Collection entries

--- START ---

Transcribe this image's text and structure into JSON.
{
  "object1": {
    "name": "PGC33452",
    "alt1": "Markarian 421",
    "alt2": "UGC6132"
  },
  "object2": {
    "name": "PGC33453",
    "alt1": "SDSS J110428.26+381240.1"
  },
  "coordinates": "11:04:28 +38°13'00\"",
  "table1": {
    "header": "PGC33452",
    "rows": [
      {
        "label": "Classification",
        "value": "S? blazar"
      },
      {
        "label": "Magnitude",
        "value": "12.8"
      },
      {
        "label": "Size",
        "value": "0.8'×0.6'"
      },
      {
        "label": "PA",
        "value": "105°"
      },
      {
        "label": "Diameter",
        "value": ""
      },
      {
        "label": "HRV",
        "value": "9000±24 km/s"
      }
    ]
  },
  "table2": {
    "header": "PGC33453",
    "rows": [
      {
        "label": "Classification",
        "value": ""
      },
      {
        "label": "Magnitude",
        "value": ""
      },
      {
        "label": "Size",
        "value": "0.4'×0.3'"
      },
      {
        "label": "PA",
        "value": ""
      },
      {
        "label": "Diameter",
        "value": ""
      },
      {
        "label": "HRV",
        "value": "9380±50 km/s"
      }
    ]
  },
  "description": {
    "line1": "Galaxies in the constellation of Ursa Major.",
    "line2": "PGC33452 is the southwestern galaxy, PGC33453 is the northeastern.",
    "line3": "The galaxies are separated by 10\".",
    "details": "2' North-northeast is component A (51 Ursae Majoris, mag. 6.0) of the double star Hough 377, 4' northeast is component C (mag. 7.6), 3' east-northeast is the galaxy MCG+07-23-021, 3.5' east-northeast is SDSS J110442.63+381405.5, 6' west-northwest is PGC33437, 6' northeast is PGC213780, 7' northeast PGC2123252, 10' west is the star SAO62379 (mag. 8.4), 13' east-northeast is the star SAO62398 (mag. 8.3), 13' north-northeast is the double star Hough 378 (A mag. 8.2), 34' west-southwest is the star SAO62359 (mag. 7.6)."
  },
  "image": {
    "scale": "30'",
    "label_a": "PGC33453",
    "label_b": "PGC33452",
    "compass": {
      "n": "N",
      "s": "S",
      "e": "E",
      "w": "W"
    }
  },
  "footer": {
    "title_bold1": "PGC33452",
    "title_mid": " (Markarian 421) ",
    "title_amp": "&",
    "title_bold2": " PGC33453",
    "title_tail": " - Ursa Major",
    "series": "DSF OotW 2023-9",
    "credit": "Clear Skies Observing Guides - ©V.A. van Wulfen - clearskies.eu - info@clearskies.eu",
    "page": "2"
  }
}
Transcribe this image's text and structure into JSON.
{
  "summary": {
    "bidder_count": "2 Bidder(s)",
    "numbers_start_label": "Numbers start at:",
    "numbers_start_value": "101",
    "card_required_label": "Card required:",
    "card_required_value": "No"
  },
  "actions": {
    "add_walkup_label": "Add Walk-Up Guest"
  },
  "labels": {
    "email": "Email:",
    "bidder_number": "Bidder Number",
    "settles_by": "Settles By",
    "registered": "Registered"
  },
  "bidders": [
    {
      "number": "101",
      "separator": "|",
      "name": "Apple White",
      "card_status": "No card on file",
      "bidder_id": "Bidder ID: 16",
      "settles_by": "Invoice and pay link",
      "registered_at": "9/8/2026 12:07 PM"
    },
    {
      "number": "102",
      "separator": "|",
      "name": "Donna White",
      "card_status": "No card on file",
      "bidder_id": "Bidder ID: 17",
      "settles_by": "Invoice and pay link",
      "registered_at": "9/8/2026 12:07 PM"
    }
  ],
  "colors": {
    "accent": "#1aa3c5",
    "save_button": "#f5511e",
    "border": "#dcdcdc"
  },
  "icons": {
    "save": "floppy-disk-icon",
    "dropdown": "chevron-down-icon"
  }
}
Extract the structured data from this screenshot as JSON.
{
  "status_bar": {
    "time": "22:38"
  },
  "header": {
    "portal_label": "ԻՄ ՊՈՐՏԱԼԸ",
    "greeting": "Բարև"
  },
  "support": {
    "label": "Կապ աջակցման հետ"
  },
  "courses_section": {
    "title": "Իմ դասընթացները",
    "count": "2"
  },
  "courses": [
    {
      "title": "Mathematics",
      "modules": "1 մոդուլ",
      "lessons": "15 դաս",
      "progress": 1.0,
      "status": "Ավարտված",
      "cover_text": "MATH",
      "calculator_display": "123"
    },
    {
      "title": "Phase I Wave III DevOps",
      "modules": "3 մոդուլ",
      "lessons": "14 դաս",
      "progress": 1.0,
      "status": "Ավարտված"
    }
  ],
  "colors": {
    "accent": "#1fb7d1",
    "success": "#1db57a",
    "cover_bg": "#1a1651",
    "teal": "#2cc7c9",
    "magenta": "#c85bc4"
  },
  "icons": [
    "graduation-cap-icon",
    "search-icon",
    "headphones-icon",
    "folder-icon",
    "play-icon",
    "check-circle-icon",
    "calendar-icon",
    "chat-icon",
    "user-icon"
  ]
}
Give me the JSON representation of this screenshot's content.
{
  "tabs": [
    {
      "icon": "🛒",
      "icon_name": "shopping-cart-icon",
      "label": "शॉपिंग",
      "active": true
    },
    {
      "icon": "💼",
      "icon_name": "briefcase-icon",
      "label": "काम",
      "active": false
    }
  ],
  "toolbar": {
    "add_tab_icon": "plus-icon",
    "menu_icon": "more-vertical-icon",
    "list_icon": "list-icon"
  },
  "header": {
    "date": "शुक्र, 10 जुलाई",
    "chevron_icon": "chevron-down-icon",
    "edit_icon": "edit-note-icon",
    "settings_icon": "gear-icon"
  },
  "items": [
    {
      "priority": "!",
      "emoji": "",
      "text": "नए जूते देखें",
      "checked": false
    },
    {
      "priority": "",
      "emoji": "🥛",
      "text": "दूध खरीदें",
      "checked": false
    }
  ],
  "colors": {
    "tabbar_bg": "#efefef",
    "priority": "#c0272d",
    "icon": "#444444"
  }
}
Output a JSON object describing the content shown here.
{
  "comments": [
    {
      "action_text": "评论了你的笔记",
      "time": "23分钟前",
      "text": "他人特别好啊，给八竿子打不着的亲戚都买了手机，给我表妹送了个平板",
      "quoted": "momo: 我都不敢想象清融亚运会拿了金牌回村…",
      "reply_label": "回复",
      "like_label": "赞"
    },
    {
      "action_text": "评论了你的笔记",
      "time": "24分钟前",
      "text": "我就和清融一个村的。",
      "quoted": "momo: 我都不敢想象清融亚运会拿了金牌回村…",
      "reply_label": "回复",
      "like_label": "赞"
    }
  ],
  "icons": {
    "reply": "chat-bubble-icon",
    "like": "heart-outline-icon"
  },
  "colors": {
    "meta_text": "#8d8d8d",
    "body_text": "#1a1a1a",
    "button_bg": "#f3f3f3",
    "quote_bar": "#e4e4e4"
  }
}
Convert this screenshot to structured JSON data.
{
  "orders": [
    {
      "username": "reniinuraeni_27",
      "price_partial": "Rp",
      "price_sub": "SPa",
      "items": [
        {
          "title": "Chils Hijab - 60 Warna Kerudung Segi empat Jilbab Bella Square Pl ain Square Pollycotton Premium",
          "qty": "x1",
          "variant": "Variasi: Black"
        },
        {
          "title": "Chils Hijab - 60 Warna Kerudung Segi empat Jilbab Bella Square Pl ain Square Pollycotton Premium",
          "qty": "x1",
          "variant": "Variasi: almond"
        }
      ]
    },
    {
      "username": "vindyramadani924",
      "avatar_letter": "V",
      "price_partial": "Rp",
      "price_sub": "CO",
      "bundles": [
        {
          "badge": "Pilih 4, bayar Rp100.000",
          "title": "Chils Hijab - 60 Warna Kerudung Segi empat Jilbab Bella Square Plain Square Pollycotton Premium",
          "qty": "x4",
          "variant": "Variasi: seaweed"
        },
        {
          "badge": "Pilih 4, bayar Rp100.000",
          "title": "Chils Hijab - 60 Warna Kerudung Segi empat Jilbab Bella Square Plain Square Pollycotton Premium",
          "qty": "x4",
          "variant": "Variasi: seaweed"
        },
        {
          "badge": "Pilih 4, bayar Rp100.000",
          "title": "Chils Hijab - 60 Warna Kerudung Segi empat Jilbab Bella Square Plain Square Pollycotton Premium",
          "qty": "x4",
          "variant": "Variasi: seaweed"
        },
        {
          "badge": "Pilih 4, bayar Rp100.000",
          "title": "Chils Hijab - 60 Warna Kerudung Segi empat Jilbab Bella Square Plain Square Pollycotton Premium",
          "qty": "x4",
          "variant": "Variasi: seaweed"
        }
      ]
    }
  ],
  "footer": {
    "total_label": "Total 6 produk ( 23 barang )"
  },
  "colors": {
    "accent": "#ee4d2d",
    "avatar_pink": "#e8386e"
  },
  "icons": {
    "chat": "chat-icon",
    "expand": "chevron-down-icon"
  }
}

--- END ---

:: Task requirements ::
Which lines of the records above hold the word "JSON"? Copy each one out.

:: Solution for this exercise ::
Transcribe this image's text and structure into JSON.
Transcribe this image's text and structure into JSON.
Extract the structured data from this screenshot as JSON.
Give me the JSON representation of this screenshot's content.
Output a JSON object describing the content shown here.
Convert this screenshot to structured JSON data.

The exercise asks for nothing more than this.